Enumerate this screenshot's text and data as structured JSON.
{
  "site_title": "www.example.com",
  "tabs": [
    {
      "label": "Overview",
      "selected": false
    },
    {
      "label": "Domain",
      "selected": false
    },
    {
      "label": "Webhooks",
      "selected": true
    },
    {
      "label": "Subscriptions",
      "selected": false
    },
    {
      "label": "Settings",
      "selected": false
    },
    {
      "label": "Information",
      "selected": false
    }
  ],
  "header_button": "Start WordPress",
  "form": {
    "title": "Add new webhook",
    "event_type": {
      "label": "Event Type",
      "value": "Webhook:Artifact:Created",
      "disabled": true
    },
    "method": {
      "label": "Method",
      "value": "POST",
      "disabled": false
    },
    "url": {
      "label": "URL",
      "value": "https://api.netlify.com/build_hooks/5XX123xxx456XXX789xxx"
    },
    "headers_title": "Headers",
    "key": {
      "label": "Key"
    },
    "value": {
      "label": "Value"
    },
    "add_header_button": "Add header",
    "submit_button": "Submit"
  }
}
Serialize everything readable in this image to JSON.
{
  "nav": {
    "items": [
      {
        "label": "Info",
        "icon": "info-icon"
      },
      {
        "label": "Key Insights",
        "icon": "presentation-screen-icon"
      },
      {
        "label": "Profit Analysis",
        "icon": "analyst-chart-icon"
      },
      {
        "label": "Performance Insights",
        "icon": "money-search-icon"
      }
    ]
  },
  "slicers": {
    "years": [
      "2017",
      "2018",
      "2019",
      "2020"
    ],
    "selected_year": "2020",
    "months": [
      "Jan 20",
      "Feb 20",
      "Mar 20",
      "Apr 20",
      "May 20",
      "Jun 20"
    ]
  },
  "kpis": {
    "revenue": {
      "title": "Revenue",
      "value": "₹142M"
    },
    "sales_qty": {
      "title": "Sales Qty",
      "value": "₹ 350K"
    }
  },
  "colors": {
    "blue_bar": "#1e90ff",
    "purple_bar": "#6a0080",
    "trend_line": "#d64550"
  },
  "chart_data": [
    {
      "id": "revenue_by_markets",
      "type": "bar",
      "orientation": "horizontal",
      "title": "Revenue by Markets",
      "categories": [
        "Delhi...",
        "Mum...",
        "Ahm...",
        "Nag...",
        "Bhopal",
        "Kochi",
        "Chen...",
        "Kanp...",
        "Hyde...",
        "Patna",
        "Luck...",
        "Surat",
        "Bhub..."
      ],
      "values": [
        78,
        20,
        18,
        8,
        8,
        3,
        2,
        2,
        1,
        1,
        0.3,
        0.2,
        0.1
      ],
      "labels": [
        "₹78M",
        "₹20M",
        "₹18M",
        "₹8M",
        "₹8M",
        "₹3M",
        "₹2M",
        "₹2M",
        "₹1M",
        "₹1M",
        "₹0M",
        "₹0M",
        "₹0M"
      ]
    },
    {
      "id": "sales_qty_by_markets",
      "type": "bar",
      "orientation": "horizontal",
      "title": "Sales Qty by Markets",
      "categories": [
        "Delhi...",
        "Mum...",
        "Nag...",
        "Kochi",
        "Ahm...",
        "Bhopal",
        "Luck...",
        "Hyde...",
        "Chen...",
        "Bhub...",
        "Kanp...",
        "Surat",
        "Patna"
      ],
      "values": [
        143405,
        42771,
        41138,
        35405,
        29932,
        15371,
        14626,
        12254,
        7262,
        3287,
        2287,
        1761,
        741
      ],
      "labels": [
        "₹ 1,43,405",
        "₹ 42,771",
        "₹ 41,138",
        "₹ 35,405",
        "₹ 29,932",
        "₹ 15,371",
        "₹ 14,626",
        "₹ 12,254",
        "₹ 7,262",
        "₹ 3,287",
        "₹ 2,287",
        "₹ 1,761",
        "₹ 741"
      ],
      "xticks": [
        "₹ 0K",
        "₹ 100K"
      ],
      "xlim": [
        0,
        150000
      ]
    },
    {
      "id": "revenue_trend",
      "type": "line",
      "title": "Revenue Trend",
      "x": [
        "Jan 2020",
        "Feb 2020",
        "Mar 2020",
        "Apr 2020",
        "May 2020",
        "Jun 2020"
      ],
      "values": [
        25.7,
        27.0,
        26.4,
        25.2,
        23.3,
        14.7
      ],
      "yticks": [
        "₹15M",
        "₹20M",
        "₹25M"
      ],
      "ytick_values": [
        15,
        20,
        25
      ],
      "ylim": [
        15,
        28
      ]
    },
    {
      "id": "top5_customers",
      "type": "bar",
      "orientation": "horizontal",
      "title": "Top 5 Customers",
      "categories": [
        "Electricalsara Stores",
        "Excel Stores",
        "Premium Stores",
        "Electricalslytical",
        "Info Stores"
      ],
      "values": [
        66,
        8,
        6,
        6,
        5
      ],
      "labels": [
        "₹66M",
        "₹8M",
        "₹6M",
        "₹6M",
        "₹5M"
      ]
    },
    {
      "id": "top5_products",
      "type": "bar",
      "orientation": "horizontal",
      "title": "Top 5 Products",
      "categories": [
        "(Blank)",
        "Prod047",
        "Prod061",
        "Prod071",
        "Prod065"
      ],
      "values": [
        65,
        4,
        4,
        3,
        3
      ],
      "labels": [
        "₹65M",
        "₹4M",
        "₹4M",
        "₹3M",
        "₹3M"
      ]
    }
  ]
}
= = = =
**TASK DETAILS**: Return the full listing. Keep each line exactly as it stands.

**RESPONSE TO THIS EXERCISE**:
Enumerate this screenshot's text and data as structured JSON.
{
  "site_title": "www.example.com",
  "tabs": [
    {
      "label": "Overview",
      "selected": false
    },
    {
      "label": "Domain",
      "selected": false
    },
    {
      "label": "Webhooks",
      "selected": true
    },
    {
      "label": "Subscriptions",
      "selected": false
    },
    {
      "label": "Settings",
      "selected": false
    },
    {
      "label": "Information",
      "selected": false
    }
  ],
  "header_button": "Start WordPress",
  "form": {
    "title": "Add new webhook",
    "event_type": {
      "label": "Event Type",
      "value": "Webhook:Artifact:Created",
      "disabled": true
    },
    "method": {
      "label": "Method",
      "value": "POST",
      "disabled": false
    },
    "url": {
      "label": "URL",
      "value": "https://api.netlify.com/build_hooks/5XX123xxx456XXX789xxx"
    },
    "headers_title": "Headers",
    "key": {
      "label": "Key"
    },
    "value": {
      "label": "Value"
    },
    "add_header_button": "Add header",
    "submit_button": "Submit"
  }
}
Serialize everything readable in this image to JSON.
{
  "nav": {
    "items": [
      {
        "label": "Info",
        "icon": "info-icon"
      },
      {
        "label": "Key Insights",
        "icon": "presentation-screen-icon"
      },
      {
        "label": "Profit Analysis",
        "icon": "analyst-chart-icon"
      },
      {
        "label": "Performance Insights",
        "icon": "money-search-icon"
      }
    ]
  },
  "slicers": {
    "years": [
      "2017",
      "2018",
      "2019",
      "2020"
    ],
    "selected_year": "2020",
    "months": [
      "Jan 20",
      "Feb 20",
      "Mar 20",
      "Apr 20",
      "May 20",
      "Jun 20"
    ]
  },
  "kpis": {
    "revenue": {
      "title": "Revenue",
      "value": "₹142M"
    },
    "sales_qty": {
      "title": "Sales Qty",
      "value": "₹ 350K"
    }
  },
  "colors": {
    "blue_bar": "#1e90ff",
    "purple_bar": "#6a0080",
    "trend_line": "#d64550"
  },
  "chart_data": [
    {
      "id": "revenue_by_markets",
      "type": "bar",
      "orientation": "horizontal",
      "title": "Revenue by Markets",
      "categories": [
        "Delhi...",
        "Mum...",
        "Ahm...",
        "Nag...",
        "Bhopal",
        "Kochi",
        "Chen...",
        "Kanp...",
        "Hyde...",
        "Patna",
        "Luck...",
        "Surat",
        "Bhub..."
      ],
      "values": [
        78,
        20,
        18,
        8,
        8,
        3,
        2,
        2,
        1,
        1,
        0.3,
        0.2,
        0.1
      ],
      "labels": [
        "₹78M",
        "₹20M",
        "₹18M",
        "₹8M",
        "₹8M",
        "₹3M",
        "₹2M",
        "₹2M",
        "₹1M",
        "₹1M",
        "₹0M",
        "₹0M",
        "₹0M"
      ]
    },
    {
      "id": "sales_qty_by_markets",
      "type": "bar",
      "orientation": "horizontal",
      "title": "Sales Qty by Markets",
      "categories": [
        "Delhi...",
        "Mum...",
        "Nag...",
        "Kochi",
        "Ahm...",
        "Bhopal",
        "Luck...",
        "Hyde...",
        "Chen...",
        "Bhub...",
        "Kanp...",
        "Surat",
        "Patna"
      ],
      "values": [
        143405,
        42771,
        41138,
        35405,
        29932,
        15371,
        14626,
        12254,
        7262,
        3287,
        2287,
        1761,
        741
      ],
      "labels": [
        "₹ 1,43,405",
        "₹ 42,771",
        "₹ 41,138",
        "₹ 35,405",
        "₹ 29,932",
        "₹ 15,371",
        "₹ 14,626",
        "₹ 12,254",
        "₹ 7,262",
        "₹ 3,287",
        "₹ 2,287",
        "₹ 1,761",
        "₹ 741"
      ],
      "xticks": [
        "₹ 0K",
        "₹ 100K"
      ],
      "xlim": [
        0,
        150000
      ]
    },
    {
      "id": "revenue_trend",
      "type": "line",
      "title": "Revenue Trend",
      "x": [
        "Jan 2020",
        "Feb 2020",
        "Mar 2020",
        "Apr 2020",
        "May 2020",
        "Jun 2020"
      ],
      "values": [
        25.7,
        27.0,
        26.4,
        25.2,
        23.3,
        14.7
      ],
      "yticks": [
        "₹15M",
        "₹20M",
        "₹25M"
      ],
      "ytick_values": [
        15,
        20,
        25
      ],
      "ylim": [
        15,
        28
      ]
    },
    {
      "id": "top5_customers",
      "type": "bar",
      "orientation": "horizontal",
      "title": "Top 5 Customers",
      "categories": [
        "Electricalsara Stores",
        "Excel Stores",
        "Premium Stores",
        "Electricalslytical",
        "Info Stores"
      ],
      "values": [
        66,
        8,
        6,
        6,
        5
      ],
      "labels": [
        "₹66M",
        "₹8M",
        "₹6M",
        "₹6M",
        "₹5M"
      ]
    },
    {
      "id": "top5_products",
      "type": "bar",
      "orientation": "horizontal",
      "title": "Top 5 Products",
      "categories": [
        "(Blank)",
        "Prod047",
        "Prod061",
        "Prod071",
        "Prod065"
      ],
      "values": [
        65,
        4,
        4,
        3,
        3
      ],
      "labels": [
        "₹65M",
        "₹4M",
        "₹4M",
        "₹3M",
        "₹3M"
      ]
    }
  ]
}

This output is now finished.